April 22, 2010

Again, this is a very hectic week and blogging will be light, but I just wanted to give my Earth Day thought:  The key to a clean and abundant energy future will be the continued development – and deployment – of carbon capture and sequestration (CCS) technology.

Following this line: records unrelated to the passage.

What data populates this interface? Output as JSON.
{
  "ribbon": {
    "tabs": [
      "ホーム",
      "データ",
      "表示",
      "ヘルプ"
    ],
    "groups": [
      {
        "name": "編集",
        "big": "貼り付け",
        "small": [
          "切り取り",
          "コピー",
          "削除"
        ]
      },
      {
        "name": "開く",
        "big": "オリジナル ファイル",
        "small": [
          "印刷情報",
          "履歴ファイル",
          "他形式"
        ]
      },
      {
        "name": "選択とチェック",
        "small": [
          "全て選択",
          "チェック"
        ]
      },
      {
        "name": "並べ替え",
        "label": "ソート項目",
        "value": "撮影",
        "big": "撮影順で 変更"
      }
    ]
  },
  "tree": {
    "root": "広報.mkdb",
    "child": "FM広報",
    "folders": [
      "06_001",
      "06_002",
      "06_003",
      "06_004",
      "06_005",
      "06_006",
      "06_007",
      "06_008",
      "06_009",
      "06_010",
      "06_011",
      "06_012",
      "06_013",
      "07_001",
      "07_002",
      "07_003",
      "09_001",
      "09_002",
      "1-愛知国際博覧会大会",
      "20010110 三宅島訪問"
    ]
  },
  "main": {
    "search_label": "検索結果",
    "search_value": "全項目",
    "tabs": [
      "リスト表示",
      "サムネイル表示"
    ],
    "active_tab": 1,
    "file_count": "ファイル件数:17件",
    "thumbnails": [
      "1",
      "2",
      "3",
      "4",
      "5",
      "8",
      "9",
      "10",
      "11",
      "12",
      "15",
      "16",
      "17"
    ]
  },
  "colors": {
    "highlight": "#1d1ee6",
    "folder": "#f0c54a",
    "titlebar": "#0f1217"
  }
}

Unless there is some completely unforeseeable technological breakthrough, fossil fuels are going to remain the dominant energy source in the world for most of this century.   It is nothing short of fantasy to pretend otherwise.  Fossil fuels are simply too abundant, so incredibly efficient at storing energy, relatively easy to transport to places of need, and easy to convert from potential to actual energy.  Carbon is King.  So, given those facts combined with the equal necessity of reducing carbon emissions, the only real solution in the near and middle terms is in making our fossil fuels as clean as possible.   And, if CCS works well, then we unlock the potential of coal-to-liquid (CTL) fuels, which helps solve the Peak Oil conundrum at the same time we clean the environment.

CCS has the potential of being a magic bullet.

Happy Earth Day.  There will be at least one substantial post tomorrow, and that will be it for the week.